**PROBLEM**. For the records that follow, return only the count of lines containing the string "JSON".

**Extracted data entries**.
========================================
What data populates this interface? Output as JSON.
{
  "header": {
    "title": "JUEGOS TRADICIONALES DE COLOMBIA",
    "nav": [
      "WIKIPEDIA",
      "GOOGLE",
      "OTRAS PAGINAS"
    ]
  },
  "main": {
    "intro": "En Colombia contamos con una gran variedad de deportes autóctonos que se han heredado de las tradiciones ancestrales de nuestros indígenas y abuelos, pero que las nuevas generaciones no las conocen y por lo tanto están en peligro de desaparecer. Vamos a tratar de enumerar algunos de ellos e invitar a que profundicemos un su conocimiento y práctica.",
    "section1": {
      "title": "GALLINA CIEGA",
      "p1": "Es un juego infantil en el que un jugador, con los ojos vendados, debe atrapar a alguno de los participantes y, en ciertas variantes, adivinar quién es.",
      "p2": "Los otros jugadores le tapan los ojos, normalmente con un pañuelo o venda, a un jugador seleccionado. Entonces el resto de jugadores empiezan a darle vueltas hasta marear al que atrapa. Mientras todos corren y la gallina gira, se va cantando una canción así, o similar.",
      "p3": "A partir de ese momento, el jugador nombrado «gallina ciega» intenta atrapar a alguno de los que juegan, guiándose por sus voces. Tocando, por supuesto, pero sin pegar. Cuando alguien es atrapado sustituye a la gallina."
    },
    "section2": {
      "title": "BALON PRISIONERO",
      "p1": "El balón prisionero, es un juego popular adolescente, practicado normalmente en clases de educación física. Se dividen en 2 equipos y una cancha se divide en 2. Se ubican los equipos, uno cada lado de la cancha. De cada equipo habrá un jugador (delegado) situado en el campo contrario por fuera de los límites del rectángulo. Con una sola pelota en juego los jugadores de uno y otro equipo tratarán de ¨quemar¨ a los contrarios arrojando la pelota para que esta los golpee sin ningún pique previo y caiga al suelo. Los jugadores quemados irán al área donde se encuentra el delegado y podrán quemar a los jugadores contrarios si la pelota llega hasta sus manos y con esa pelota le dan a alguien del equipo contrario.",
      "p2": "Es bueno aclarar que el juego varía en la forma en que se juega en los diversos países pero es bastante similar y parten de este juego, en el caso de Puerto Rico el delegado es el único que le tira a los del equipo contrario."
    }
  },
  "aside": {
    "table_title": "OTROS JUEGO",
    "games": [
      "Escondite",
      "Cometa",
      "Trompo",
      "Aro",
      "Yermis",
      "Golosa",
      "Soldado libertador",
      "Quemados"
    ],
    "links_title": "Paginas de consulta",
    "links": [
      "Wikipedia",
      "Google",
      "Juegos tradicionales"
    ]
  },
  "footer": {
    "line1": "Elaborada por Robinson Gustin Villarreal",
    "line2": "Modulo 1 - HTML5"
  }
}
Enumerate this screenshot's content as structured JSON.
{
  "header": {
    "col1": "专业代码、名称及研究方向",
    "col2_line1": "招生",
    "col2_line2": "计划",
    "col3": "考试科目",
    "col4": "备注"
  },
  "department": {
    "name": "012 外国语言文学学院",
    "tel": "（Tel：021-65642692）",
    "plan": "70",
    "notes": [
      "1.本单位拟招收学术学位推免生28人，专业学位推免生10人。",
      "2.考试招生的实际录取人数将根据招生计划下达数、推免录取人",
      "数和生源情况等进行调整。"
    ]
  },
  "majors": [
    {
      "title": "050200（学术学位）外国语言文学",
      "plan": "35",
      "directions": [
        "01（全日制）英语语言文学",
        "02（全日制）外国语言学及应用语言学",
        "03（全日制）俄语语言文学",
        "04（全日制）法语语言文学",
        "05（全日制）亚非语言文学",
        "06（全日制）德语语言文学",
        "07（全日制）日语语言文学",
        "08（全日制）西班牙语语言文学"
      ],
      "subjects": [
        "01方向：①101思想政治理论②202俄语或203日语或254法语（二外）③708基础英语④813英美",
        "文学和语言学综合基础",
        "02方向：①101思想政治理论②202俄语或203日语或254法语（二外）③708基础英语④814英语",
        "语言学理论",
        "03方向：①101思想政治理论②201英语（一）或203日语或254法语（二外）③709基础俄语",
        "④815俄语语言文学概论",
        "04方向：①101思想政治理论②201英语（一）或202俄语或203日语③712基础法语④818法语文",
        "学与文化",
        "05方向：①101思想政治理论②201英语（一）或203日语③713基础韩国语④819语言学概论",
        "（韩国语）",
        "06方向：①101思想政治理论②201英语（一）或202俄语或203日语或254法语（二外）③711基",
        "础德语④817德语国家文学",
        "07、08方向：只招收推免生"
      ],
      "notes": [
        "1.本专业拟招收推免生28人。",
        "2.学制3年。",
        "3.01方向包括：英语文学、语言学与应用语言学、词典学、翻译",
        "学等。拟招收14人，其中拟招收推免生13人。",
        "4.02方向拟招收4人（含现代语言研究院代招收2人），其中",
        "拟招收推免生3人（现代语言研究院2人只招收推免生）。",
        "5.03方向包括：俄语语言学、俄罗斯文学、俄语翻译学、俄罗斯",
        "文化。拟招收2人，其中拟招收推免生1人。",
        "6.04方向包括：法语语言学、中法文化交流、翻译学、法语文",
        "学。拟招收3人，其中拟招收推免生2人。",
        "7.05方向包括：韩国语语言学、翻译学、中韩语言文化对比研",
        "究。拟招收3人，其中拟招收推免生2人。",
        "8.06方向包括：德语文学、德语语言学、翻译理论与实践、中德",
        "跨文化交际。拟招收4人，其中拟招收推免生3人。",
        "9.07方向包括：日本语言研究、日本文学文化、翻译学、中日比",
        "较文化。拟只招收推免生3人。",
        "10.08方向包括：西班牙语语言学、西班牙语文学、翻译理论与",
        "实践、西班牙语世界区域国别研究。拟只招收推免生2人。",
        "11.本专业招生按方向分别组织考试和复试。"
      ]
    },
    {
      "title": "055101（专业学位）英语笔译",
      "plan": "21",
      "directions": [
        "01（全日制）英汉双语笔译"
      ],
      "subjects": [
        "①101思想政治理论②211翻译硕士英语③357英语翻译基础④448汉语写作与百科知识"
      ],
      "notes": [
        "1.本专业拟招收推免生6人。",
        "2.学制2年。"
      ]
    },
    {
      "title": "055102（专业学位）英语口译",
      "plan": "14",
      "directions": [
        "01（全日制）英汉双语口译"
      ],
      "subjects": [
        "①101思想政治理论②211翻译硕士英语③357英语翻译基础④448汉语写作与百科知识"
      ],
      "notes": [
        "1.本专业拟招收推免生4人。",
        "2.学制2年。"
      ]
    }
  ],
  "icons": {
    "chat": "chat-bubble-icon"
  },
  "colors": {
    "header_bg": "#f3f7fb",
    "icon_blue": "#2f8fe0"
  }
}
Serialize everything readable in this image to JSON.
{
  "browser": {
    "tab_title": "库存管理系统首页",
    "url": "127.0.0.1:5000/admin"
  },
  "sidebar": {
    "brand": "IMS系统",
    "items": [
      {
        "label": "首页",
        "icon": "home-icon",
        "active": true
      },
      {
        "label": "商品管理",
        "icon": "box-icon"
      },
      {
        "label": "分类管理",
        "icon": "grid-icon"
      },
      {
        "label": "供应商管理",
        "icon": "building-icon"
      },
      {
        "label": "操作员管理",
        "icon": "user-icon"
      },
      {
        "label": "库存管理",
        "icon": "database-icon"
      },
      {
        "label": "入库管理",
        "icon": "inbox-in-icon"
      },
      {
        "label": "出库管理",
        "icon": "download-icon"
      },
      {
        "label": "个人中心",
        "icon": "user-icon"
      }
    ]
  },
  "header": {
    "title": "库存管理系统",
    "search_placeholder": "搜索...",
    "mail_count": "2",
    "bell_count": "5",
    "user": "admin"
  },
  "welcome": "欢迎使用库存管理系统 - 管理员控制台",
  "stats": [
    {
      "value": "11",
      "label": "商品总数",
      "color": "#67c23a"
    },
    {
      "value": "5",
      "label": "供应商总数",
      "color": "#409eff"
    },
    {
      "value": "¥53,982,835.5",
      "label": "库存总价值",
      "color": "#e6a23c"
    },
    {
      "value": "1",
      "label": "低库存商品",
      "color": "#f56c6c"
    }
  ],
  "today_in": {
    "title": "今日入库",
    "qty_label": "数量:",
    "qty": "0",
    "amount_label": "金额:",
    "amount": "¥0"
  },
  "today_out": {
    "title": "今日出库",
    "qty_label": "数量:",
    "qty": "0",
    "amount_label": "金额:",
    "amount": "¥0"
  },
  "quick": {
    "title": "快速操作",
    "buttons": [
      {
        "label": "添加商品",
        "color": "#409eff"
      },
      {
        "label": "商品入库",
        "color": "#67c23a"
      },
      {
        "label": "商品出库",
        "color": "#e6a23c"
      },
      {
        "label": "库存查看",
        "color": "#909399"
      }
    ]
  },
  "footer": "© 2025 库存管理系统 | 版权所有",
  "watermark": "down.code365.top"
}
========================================
**RESPONSE BOX**. 3